“His Majesty the King is travelling the length and breadth of the country and already resolving land Kidu issues as per the constitution and to the satisfaction of the people as expressed by them,” said the Opposition Leader.
He also said that media reports had communicated the outrage of the public over the Land Bill 2012 showing that they did not want the bill to be revised.
He said that there was not adequate time left to discuss the bill. On deferring the Land Bill to the next Parliament he said that the current Parliament had no right to decide what the next Parliament would discuss.
The OL said that the Land Bill 2012 should be withdrawn and a joint parliamentary committee be instituted which would study the Kasho and seek guidance from His Majesty who, by the Constitution, is one of the three integral organs of the Parliament, on how best to proceed keeping in mind the welfare of the people and the national interest.
A visibly upset Lyonchhen Jigme Y. Thinley said he was in agreement with what the other MPs said except to some points raised by the OL Lyonchhen, however, unlike most MPs did not directly attack or blame the media.
With regard to the OL’s statement on keeping out ministers from the NLC the PM told the OL that Bhutan was a democracy with a democratic government.
Lyonchhen said that the OL should be reminded of how the members including him reached where they are today. He said that the MP’s were elected by the people. Lyonchhen said that OL’s lack of trust in politicians is equivalent to his distrust in the people, and democracy. He added that if a member fails to live up to people’s expectation, they have a right to get rid of their representative or the member.
The PM rejected the OL’s interpretations on Royal Kasho saying that His Majesty’s recent Kasho clearly indicates that the Land Act needs to be amended. He also said that there was no need for a joint committee to study the Kasho as this was not the practice and the Kasho was clear enough.
Lyonchhen said in the current Act, land ceiling for the Royal family members is absent. “In His Majesty’s Kasho, the land ceiling is specifically mentioned as 25 acres including for the Royal families. “Therefore the Kasho wants that to be incorporated,” said the PM.
He said that the next Parliament had the right to take up bills that could not be completed in the first parliament.

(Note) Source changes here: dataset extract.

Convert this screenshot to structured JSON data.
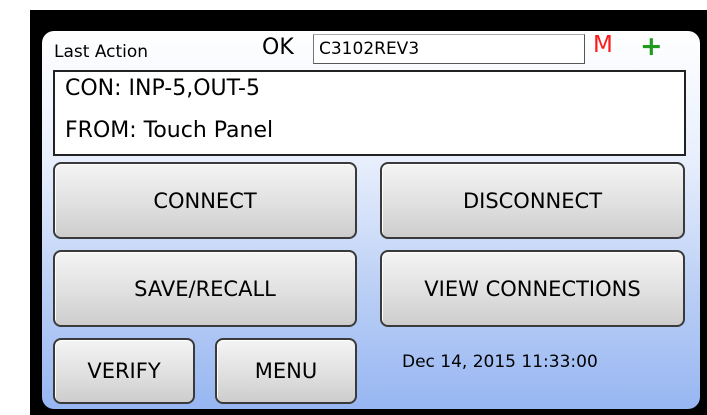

Lyonchhen concluded saying that he agrees that the Bill be deferred for the next Parliament especially in light of the need to incorporate the Royal Kasho. He said time, including the election period can be used by the government to go to the field and ask the issues, problems and doubts of all the citizens on land so that the land bill can be reviewed effectively during the next Parliament.